But these proteins aren’t just unique to MenB. They may also be found on the surfaces of other types of meningococcal bacteria. This is critical to the vaccines ability to offer some protection against other meningococcal strains.
Uncovering this effect has however been challenging, as just a few weeks before implementing an infant MenB programme, the UK also introduced a MenACWY vaccine for teenagers following a steep rise in cases of a new deadly strain of MenW
. Therefore, it was difficult to measure the impact of the MenB vaccine on MenW disease.
Due to being made differently, there are variations in how these two vaccines work. For example, so far, Bexsero® has only been proven to directly protect vaccinated individuals
, whereas MenACWY vaccines also have indirect effects by stopping the bacteria from being carried in the back of the nose and throat and so reducing the spread. By vaccinating teenagers, the group most likely to carry and unknowingly pass the bacteria on, the chain of transmission is broken: protecting the wider population in an effect known as ‘herd’ or ‘population protection.’
Researchers at Public Health England recently undertook the difficult task of distinguishing the direct effects from the MenB vaccine on MenW disease, on top of any indirect impact offered by the teenage MenACWY programme.
Their work revealed that in the four years since its introduction, Bexsero®
has directly prevented 98 MenW cases in children under five, while the teenage MenACWY programme

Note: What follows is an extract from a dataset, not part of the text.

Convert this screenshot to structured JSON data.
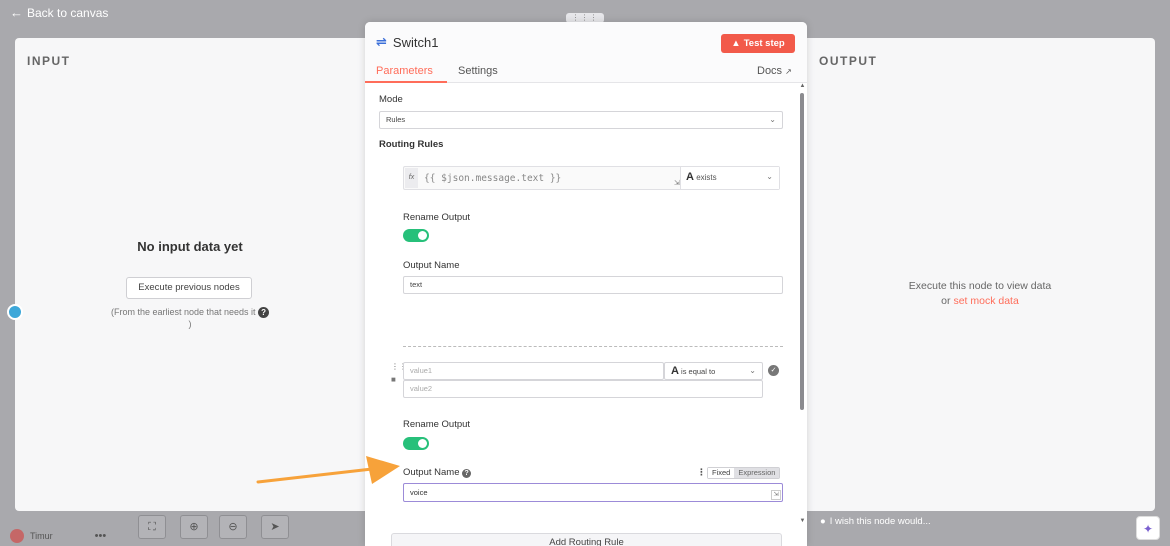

has prevented in the region of 114 to 899 cases, depending on which scenario was used in the model. If it was assumed that MenW cases would level off over time, the MenACWY vaccine was estimated to prevent fewer cases, while vaccine impact was greater if it was assumed that cases would continue to increase at the same exponential rate as they were before the vaccine was introduced.